Ultrafiltration systems are extremely pricey and can cost you anywhere from $1,500 to $10,000.

Activated-carbon filters 

Activated carbon filters are a good choice for removing tannins and iron particles. Moreover, you can enhance its effectiveness by installing an ultraviolet (UV) light system before it, which can kill pathogens and iron bacteria. The average price of activated carbon filters is $500.

Water softeners 

A water softener is a hard-water treatment system that can also remove up to 5 mg/L of ferrous iron from water. Water softeners use an ion-exchange system to replace charged metallic contaminants with harmless ions, which is why it doesn’t have any effect on organic compounds with no charge—like tannins. 

A water softener’s iron removal capacity is lower than oxidation and reverse-osmosis systems. It can cost you as low as $200 and as high as $6,000.

Water chlorination

Shock chlorination is a cheaper alternative where the whole plumbing system is flushed with chlorine or hydrogen peroxide. This effectively kills iron bacteria and other harmful microorganisms residing in your pipeline and well.

Although chlorination is a cheap process and won’t cost you more than $150, it’s inefficient and may cause rust to reemerge after some time. Also, chlorine can react with tannin molecules and create trihalomethane—a cancer-causing agent that can show up in the water supply.

Reverse-osmosis system

A heavy-duty reverse-osmosis (RO) system is your best bet if you’re willing to jack up your budget a little. These water treatment systems can target numerous bacteria, pathogens, iron, tannins, zinc, calcium, and magnesium very efficiently. If the water in your area is muddy and sedimented, I suggest you add a sediment-filter before your RO system. It’ll prevent inconvenient clogging and make your RO membrane last longer. 

RO systems are available within the price range of $250–$4,000.

Replace rusty pipeline

In case the rusty supply lines are the cause of your yellow water, you must call your maintenance guy and get your well and plumbing system cleaned or replaced. 

Unfortunately, there isn’t any cost-effective way of dealing with rust in an old plumbing system. 

If you’re thinking of DIYing, of course, you can just grab a brush and start scratching the insides of your pipes, but it’s very inefficient and tedious. Also, it’s extremely dangerous as things can easily go south and clog your pipes and other equipment. It’s better to contact an expert plumber.

If the rust originates from a rusty water heater, then simply replace the corroded sacrificial anode and flush the pipeline afterward. 

How to Prevent Water from Turning Yellow?

Prevention is better than cure. And prevention can save you a lot of money, effort, and time. 

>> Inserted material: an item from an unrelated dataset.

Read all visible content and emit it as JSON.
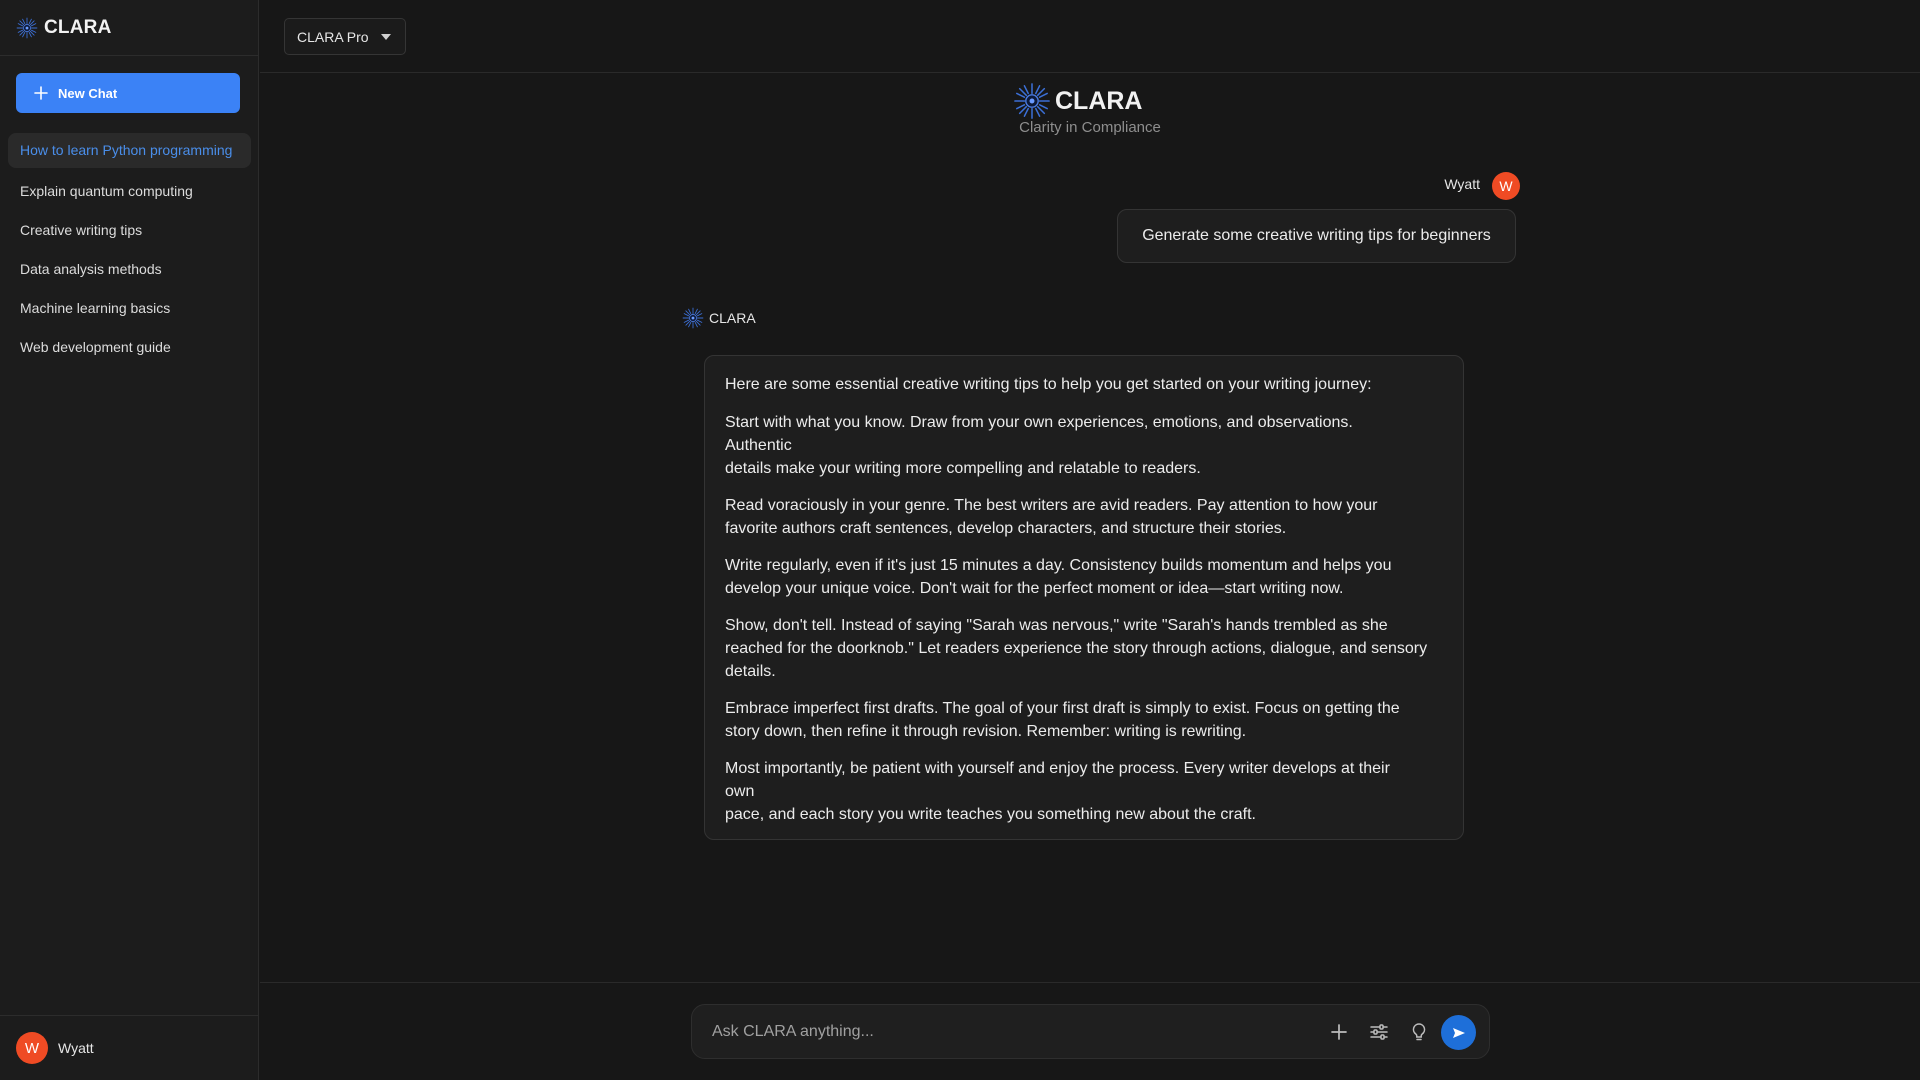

Even if you have removed the source of iron and tannins in your water—for example by replacing rusty pipes—there is no guarantee that yellow water won’t show up again. Here are a few things you should do to stay clear of dirty contaminants in your water: 

  • Schedule regular maintenance of your pipelines and water system. 
  • Don’t let sediments accumulate and harden in your pipes and faucets for a long time. 
  • Make sure you test your water every six months.
  • Learn more about the quality and mineral makeup of the groundwater where you’re located. Swampy and marshy grounds have higher chances of tannin contamination. For example, states in New England, the southwest, and the northwest are more prone to these contaminants. 
  • Finding filters and treatment methods that suit your budget and needs can effectively banish all kinds of pollutants in your water.

Final Thoughts

When water turns yellow, brown, or straw-colored, it’s usually not cause for alarm. Water turns yellow due to the presence of either iron or tannins or a combination of both. 

Be sure to get your yellow water tested in an accredited lab. Once you identify the reason for your yellow water, it’ll be easier to fix the issue that’s turning your water into an unappetizing yellow cocktail. Start by inspecting the condition of your supply pipes and replacing the rusty old ones if necessary.

If that’s not the case and the problem starts with the water supply, then you can use oxidation filters, reverse-osmosis systems, or water softeners to treat your water.